The following season, Durazo saw regular playing time from the start, again platooning with Colbrunn at first base, but was limited by a wrist injury that sapped his power and cost him the majority of the season's second half. He was also involved in a car accident in August 2000, escaping with minor injuries. In December 2000, Arizona signed free agent 1B Mark Grace, which figured to drastically cut into Durazo's playing time in 2001. He was Caribbean Series MVP in 2001 despite not playing for the winning team; the next player to achieve that feat would be José Martínez in 2016.
Still, Durazo was a useful player during the Arizona Diamondbacks' run to the World Series in 2001. During the regular season, he had a 124 OPS+ in sporadic action (207 plate appearances over 92 games), and he took a bigger role in the postseason. Durazo belted a series-clinching home run against Atlanta's Tom Glavine in Game 5 of the 2001 National League Championship Series, and was used as Arizona's designated hitter during the 2001 World Series games at New York. He finished the World Series hitting .364/.500/.455 in 14 PAs.
Durazo continued to be used sparingly by Arizona in 2002 despite hitting .261/.395/.550, and after the season he was dealt to the Oakland Athletics as part of a 4-team swap that also saw Felipe Lopez and Elmer Dessens switch teams. Oakland used Durazo as their primary DH in 2003 and 2004, and he hit .289/.384/.475 with a 125 OPS+. Durazo went 5-for-21 with 3 walks during the Athletics' American League Division Series collapse against the Boston Red Sox.

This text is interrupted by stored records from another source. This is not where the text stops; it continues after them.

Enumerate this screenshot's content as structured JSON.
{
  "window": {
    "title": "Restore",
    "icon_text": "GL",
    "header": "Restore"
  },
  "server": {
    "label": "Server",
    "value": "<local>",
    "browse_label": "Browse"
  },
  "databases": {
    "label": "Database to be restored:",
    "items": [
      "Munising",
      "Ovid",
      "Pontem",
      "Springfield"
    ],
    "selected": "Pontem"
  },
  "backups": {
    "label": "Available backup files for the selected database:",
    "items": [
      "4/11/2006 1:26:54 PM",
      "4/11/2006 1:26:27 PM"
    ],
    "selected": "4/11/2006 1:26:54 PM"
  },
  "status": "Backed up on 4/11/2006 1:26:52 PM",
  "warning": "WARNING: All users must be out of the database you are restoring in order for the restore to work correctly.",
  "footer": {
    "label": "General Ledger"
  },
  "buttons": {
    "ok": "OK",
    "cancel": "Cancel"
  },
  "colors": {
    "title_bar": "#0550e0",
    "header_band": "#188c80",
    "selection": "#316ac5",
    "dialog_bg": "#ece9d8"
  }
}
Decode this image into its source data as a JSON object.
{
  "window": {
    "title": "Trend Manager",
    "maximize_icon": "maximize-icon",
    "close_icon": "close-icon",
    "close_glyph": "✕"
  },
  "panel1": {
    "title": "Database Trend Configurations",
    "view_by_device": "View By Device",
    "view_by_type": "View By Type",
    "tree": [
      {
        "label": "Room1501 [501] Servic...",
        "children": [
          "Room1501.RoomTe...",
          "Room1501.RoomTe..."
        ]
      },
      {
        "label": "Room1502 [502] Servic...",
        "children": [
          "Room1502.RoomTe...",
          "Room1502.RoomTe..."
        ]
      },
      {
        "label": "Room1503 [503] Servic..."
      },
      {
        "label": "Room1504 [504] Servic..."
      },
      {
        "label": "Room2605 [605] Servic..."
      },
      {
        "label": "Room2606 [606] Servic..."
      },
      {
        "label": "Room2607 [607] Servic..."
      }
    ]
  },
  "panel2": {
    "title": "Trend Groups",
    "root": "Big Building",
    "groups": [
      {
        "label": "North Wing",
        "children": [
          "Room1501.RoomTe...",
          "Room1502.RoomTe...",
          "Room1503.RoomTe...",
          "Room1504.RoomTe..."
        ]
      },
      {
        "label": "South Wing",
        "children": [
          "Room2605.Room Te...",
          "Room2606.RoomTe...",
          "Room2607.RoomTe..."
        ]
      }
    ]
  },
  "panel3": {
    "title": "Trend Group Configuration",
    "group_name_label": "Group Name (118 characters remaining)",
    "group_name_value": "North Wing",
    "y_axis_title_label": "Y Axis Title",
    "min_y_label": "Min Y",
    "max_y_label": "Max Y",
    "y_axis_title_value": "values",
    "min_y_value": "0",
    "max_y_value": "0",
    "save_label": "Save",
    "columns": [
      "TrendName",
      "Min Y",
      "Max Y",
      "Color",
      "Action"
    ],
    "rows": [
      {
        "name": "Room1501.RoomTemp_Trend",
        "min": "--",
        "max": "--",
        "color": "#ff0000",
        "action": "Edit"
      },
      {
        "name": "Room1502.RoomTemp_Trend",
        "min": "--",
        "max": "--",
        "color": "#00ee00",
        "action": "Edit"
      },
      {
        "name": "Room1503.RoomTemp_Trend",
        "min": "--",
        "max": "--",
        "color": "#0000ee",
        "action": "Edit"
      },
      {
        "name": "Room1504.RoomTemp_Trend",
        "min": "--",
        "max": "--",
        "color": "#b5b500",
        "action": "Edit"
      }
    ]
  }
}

After an injury-marred 2005 season, Durazo became a free agent. He bounced through the minor-league systems of the Texas Rangers, New York Yankees, and Minnesota Twins (briefly returning to the A's and Yankees in 2007), but would never play in the major leagues again.
Minor League Career
Durazo hit .400 for two minor league teams in 1999, which got him his shot in the majors in July 1999. He also hit .400 in brief appearances with two minor league teams in 2000. His career minor league batting average was .347 and his slugging percentage .580.
As a player, Durazo was a mediocre-to-poor fielder at 1B, but a very good hitter with solid-average contact skills and above-average power & patience.
Durazo was originally listed on the Mexican roster for the 2007 Pan-American Games but did not wind up playing for the team, which won the Bronze without him. Durazo was 0 for 1 in the 2009 World Baseball Classic; after the first round, Mario Valenzuela replaced him on the Mexican squad. As of 2008 he continued to play in Mexico, hitting .341 in 50 games for Monterrey. He retired after the 2009 season. He was inducted into the Caribbean Baseball Hall of Fame in 2017.